An example of a startup landscape infographic.

Vendors are the new oil, so be ready to manage them. Increasing landscape infographics of startup vendors is only the first signal.

How do you choose your doctor? I know only two types of people. The ones like me, trusting the system blindly. No research. I just choose according to the availability and closeness. And the ones like my partner, who always seek recommendations from trusted people. In general, such people work or have a close relative in the healthcare system. And they always know where to go.

Then I thought I had the same issue at work. I cannot see people in 2020 still performing impossible operations on Excel, while so many specialized tools exist online. Here, I was looking to find the best software, but there was no one to ask. How to start the search?

I always look first at the technology landscape. You know, these infographics showing the list of startups per domain (see image above). They can sometimes get crazy (the MarTech 5000 landscape references 7K vendors in one picture!). But the technological landscapes of IT companies reflect our Vendor economy.


Human barriers against vendors

It is against our nature to work with vendors. Here are the psychological barriers:

  • Trust. How do you know you can trust this company? The fact that they appear in a landscape is already a sign of recognition. And most of them have testimonials from trusted customers on their websites. Early adopters will jump quicker than others.
  • Classification.

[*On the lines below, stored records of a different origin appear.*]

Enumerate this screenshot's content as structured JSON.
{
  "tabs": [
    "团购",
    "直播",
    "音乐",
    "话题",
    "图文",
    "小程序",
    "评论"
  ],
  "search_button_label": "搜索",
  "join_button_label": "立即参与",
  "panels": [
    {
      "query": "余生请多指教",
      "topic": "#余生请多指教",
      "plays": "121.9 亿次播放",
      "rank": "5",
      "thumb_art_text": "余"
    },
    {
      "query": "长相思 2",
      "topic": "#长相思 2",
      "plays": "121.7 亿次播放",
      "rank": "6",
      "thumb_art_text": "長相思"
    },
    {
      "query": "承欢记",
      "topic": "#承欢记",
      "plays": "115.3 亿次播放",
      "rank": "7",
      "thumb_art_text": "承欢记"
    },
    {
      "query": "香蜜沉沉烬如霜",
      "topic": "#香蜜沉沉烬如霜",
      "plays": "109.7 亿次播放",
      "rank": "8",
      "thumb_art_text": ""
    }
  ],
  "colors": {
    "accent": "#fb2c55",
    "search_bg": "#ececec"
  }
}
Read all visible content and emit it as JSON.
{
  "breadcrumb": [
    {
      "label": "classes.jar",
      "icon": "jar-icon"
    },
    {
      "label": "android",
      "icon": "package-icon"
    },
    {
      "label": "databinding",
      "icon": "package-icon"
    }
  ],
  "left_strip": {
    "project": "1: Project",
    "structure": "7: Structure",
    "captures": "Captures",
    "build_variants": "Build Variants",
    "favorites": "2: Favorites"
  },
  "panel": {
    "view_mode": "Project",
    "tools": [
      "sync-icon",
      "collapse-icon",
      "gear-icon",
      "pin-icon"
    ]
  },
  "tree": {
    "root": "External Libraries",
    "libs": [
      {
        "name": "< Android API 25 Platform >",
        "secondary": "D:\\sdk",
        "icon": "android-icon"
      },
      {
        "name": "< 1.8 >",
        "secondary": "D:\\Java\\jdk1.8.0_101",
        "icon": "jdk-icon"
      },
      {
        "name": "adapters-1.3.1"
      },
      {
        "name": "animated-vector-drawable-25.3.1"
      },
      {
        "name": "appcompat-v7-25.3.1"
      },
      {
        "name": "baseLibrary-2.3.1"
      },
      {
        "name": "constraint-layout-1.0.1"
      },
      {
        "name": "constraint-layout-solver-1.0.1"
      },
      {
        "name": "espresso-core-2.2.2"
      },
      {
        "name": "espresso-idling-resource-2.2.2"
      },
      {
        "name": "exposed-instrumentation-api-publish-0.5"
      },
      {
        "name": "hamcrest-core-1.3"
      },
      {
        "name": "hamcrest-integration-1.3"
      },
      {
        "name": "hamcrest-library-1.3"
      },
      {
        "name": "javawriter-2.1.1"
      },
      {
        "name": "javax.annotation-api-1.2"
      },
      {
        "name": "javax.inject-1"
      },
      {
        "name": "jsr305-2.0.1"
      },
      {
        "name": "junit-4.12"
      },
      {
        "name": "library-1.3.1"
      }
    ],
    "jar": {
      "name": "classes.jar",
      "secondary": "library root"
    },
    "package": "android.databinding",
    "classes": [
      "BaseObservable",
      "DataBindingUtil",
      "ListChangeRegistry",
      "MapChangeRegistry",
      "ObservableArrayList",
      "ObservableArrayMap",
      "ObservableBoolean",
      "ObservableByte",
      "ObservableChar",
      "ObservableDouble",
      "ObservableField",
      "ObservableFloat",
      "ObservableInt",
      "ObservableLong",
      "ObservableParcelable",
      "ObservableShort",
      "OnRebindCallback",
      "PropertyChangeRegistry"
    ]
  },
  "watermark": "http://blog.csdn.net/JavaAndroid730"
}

As humans, we tend to reduce and catalog quickly. Any company is simplified to a 3-word catchphrase. We may misunderstand the real opportunity they bring. Sometimes, new brands are even created only to enlarge fields of activities.
  • Locked in. Once we have invested in the collaboration (integration in the process, learning), there is a higher cost to switch. We feel this risk upfront, and it is always easier in the short-term to not switch. Therefore, we keep using Excel for everything until the pain is sufficiently high.

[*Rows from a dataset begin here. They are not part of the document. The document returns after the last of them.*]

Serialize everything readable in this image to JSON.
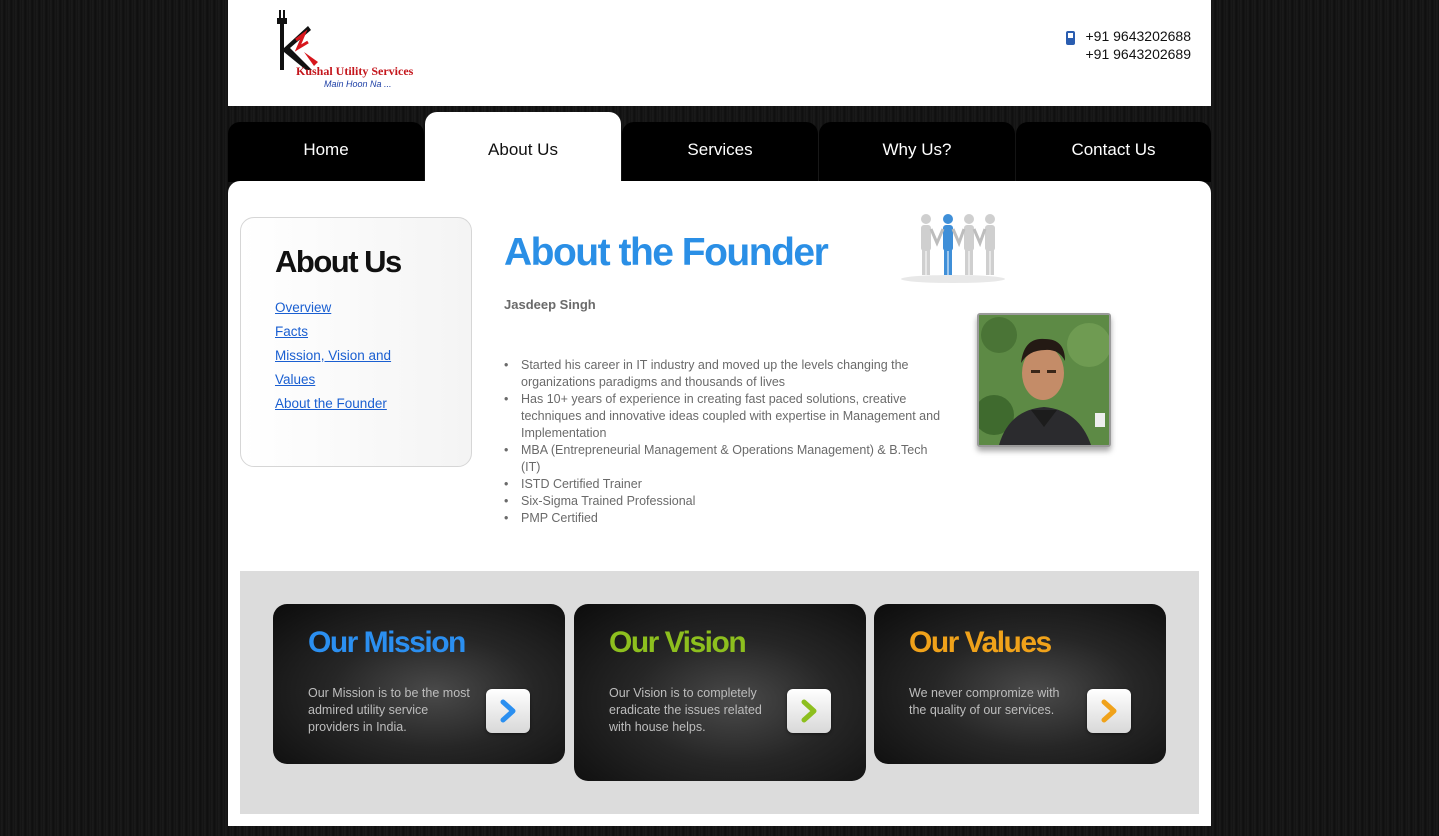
{
  "header": {
    "logo_name": "Kushal Utility Services",
    "logo_tagline": "Main Hoon Na ...",
    "phones": [
      "+91 9643202688",
      "+91 9643202689"
    ],
    "phone_icon": "mobile-phone-icon"
  },
  "nav": {
    "tabs": [
      {
        "label": "Home"
      },
      {
        "label": "About Us"
      },
      {
        "label": "Services"
      },
      {
        "label": "Why Us?"
      },
      {
        "label": "Contact Us"
      }
    ],
    "active_tab": "About Us"
  },
  "sidebar": {
    "title": "About Us",
    "links": [
      "Overview",
      "Facts",
      "Mission, Vision and Values",
      "About the Founder"
    ]
  },
  "main": {
    "title": "About the Founder",
    "founder_name": "Jasdeep Singh",
    "bullets": [
      "Started his career in IT industry and moved up the levels changing the organizations paradigms and thousands of lives",
      "Has 10+ years of experience in creating fast paced solutions, creative techniques and innovative ideas coupled with expertise in Management and Implementation",
      "MBA (Entrepreneurial Management & Operations Management) & B.Tech (IT)",
      "ISTD Certified Trainer",
      "Six-Sigma Trained Professional",
      "PMP Certified"
    ]
  },
  "cards": [
    {
      "title": "Our Mission",
      "text": "Our Mission is to be the most admired utility service providers in India.",
      "color": "#2b8ff0",
      "icon": "chevron-right-icon"
    },
    {
      "title": "Our Vision",
      "text": "Our Vision is to completely eradicate the issues related with house helps.",
      "color": "#8dbf1e",
      "icon": "chevron-right-icon"
    },
    {
      "title": "Our Values",
      "text": "We never compromize with the quality of our services.",
      "color": "#f0a21a",
      "icon": "chevron-right-icon"
    }
  ],
  "colors": {
    "accent_blue": "#2a8fe6",
    "link": "#1a5fd1",
    "brand_red": "#c4161c"
  }
}
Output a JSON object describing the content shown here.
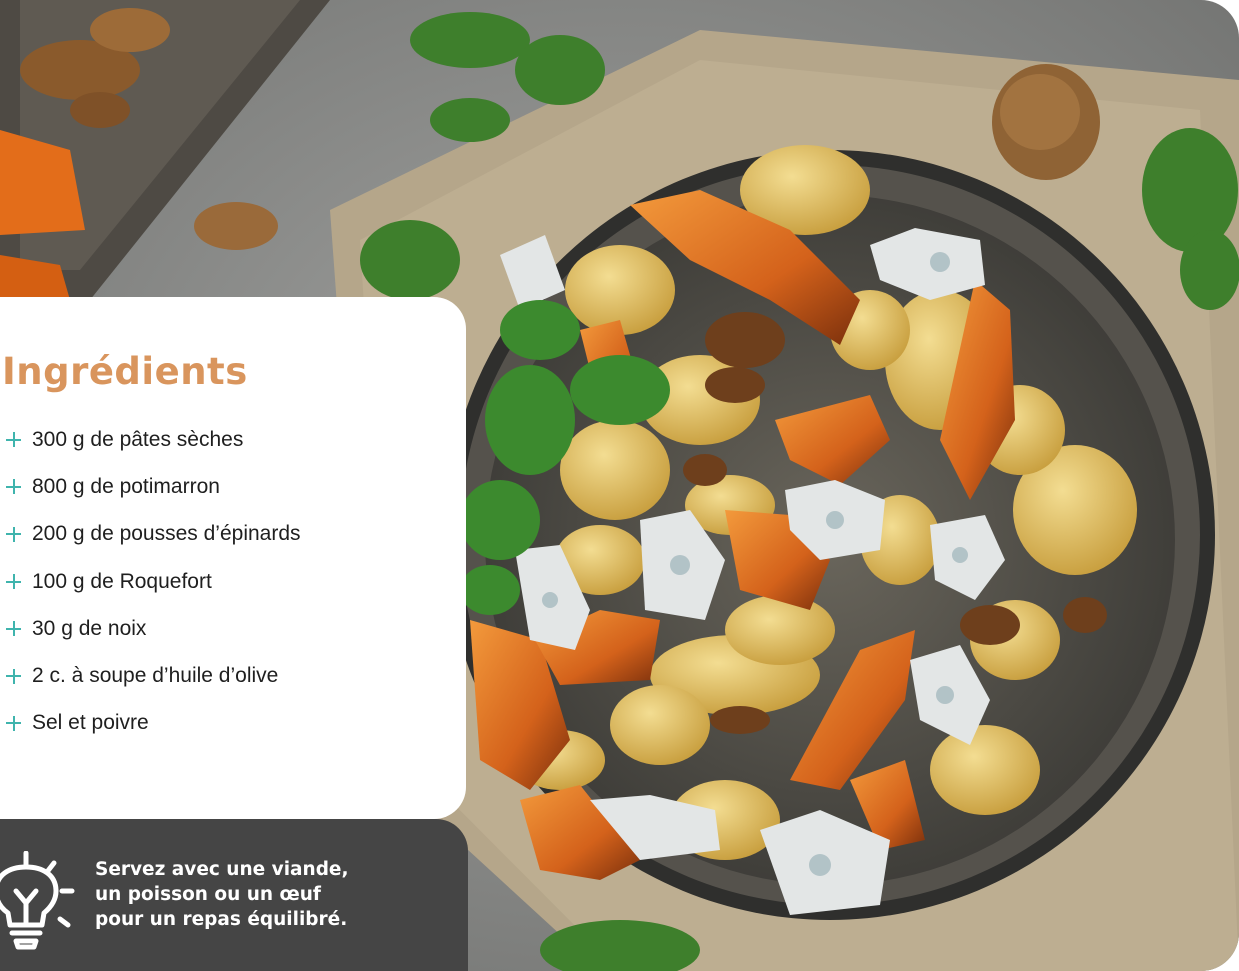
{
  "ingredients": {
    "title": "Ingrédients",
    "items": [
      "300 g de pâtes sèches",
      "800 g de potimarron",
      "200 g de pousses d’épinards",
      "100 g de Roquefort",
      "30 g de noix",
      "2 c. à soupe d’huile d’olive",
      "Sel et poivre"
    ]
  },
  "tip": {
    "lines": [
      "Servez avec une viande,",
      "un poisson ou un œuf",
      "pour un repas équilibré."
    ]
  },
  "colors": {
    "title": "#d9955d",
    "bullet": "#3fb4ad",
    "tip_background": "#454545",
    "text": "#1f1f1f"
  },
  "icons": {
    "bullet": "plus-icon",
    "tip": "lightbulb-icon"
  }
}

Vendors are always worth it

Let’s face it. Most of our company’s processes are relatively standard. It is quicker that way to recruit and on-board efficient employees with experience. So, it makes sense to have dedicated tools for each process. And these tools should be developed by external Vendors that can sell them to this market.

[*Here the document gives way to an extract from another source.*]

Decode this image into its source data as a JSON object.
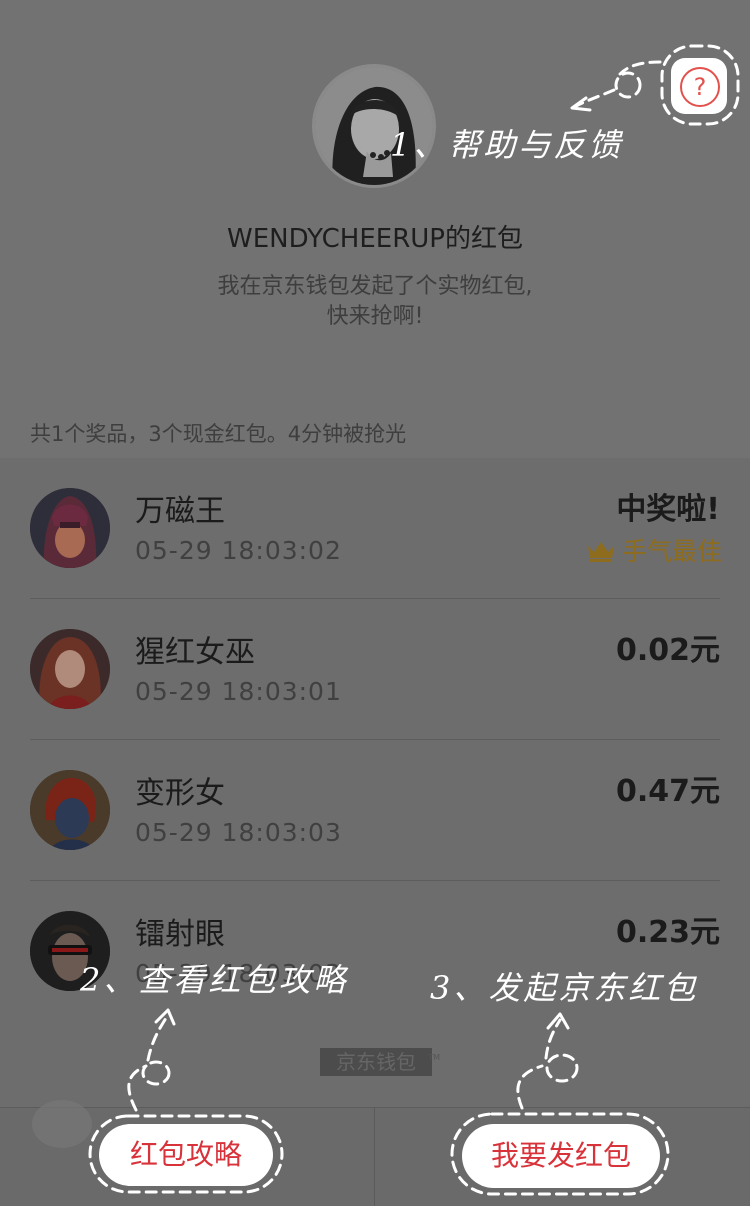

And it is the case already. According to Blissfully, the number of SaaS apps used steadily increases by ~30% year over year for all company sizes. A huge number. Companies are using best-of-breed apps. These apps excel in one specialization, managing or solving a specific pain point with high standards.

And it won’t stop. Artificial Intelligence technology gives vendors an edge, since it possesses large and varied data sets. And the open-source movement has simplified the integration of a huge number of software libraries during product development.

Vendor Management vs Vendor Risk Management

This new economy creates a complex ecosystem. A company can thrive only if it has the culture and processes in place to quickly find, select, and integrate the best vendors. These vendors can have off-the-shelf products in simple cases. Or they may require close collaboration for customized product development (think about a start-up in its early stages). The company must adapt to its needs and to the reality of the landscape.

Besides, a lot of vendor risks are created by this dependency. They can be business risks (service disruption, quality of service or product), regulatory risks (compliance, privacy, security), or financial risks (contractual, price, vendor stability). The recent remarkable privacy regulations (GDPR, CCPA) have also highlighted how the company is responsible for the personal data managed by the vendor. Setting programs to handle Vendor/Third-party Risk Management is now mandatory in financial institutions.

Companies want to be able to work with the best vendors at business speed and with responsibility. Also, innovative and specialized IT vendors are critical to simplifying this very critical pain point.


So, what is our doctor selection process now with my partner? She looks for the recommended doctors as long as they have reasonable availability. I used to look at vendors as interchangeable, similar to doctors. But I was wrong.

Vendors enable us to speed up processes and to create value. For each pain point, the best-of-breed vendors solve it with high standards. It requires our efforts to find them and work with them. We must set a clear vendor management process, overcome our psychological barriers, and manage all the vendors’ risks. It sounds like a lot, but this is where our economy is heading to, and well, it is exciting that collaboration wins.